Airman 1st Class Nathan Wilson-Crow, formerly a photographer with Lackland’s 3rd Combat Camera Squadron, is charged with sexual misconduct with three students -- one of them a minor -- on an ROTC camping trip, and of rape in a separate incident.
Although San Antonio was treated kindly in the recently-signed budget bill, local officials are starting now to prepare for possible base closures later this decade.
Mark Frye serves on the City of San Antonio Military Transformation Taskforce, a group that advocates for the local military at the national level. He said the budget bill just signed into law after Christmas only protects bases through the next budget year.
In the military, you either have what it takes, or you don't.
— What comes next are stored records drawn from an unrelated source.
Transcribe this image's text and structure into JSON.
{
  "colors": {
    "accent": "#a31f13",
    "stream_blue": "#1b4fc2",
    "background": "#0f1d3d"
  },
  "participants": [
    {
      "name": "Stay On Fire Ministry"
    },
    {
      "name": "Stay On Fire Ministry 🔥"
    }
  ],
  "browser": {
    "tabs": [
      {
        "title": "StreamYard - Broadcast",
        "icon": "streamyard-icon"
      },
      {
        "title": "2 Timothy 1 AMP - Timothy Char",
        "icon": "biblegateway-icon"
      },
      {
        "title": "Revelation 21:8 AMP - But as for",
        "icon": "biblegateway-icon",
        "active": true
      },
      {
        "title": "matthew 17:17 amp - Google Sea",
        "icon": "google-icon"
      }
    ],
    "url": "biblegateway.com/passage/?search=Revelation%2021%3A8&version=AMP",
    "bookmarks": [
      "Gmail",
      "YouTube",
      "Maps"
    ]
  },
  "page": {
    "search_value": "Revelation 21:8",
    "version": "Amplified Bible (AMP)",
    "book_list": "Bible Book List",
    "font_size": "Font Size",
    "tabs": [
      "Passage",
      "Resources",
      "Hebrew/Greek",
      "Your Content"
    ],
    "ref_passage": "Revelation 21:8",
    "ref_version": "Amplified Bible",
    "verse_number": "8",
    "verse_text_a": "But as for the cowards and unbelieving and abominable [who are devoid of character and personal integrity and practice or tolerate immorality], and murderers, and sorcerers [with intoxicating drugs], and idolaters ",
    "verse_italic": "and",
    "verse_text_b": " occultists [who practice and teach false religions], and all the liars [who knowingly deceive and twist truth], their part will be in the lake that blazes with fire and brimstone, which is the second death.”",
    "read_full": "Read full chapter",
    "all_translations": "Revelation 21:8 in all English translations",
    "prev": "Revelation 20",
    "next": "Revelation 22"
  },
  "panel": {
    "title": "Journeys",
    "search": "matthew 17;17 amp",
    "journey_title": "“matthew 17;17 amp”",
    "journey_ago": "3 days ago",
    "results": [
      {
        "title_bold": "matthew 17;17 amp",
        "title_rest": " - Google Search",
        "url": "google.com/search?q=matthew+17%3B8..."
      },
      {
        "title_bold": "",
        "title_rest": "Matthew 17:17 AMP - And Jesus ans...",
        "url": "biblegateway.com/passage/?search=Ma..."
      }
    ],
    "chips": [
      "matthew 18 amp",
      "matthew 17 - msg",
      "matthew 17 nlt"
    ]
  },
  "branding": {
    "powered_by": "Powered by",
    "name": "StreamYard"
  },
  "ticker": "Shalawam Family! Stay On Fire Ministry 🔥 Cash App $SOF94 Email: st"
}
Those who don't often face ridicule, embarrassment and shame when they leave training, but unlike days past, now there's a little bit more compassion for this group of forgotten trainees transitioning back to civilian life.
Life inside the gates at Joint Base San Antonio-Lackland is a microcosm of the world outside, but training is an ongoing ritual. Trainees march in step with one another, and are required to make their commutes in pairs.
The group is meeting here Friday to strategize protecting regional military presence in the face of future budget cuts. Members of the six-state Southwest Defense Alliance are watching those budgets and seeking ways communities in the region can protect their military presence.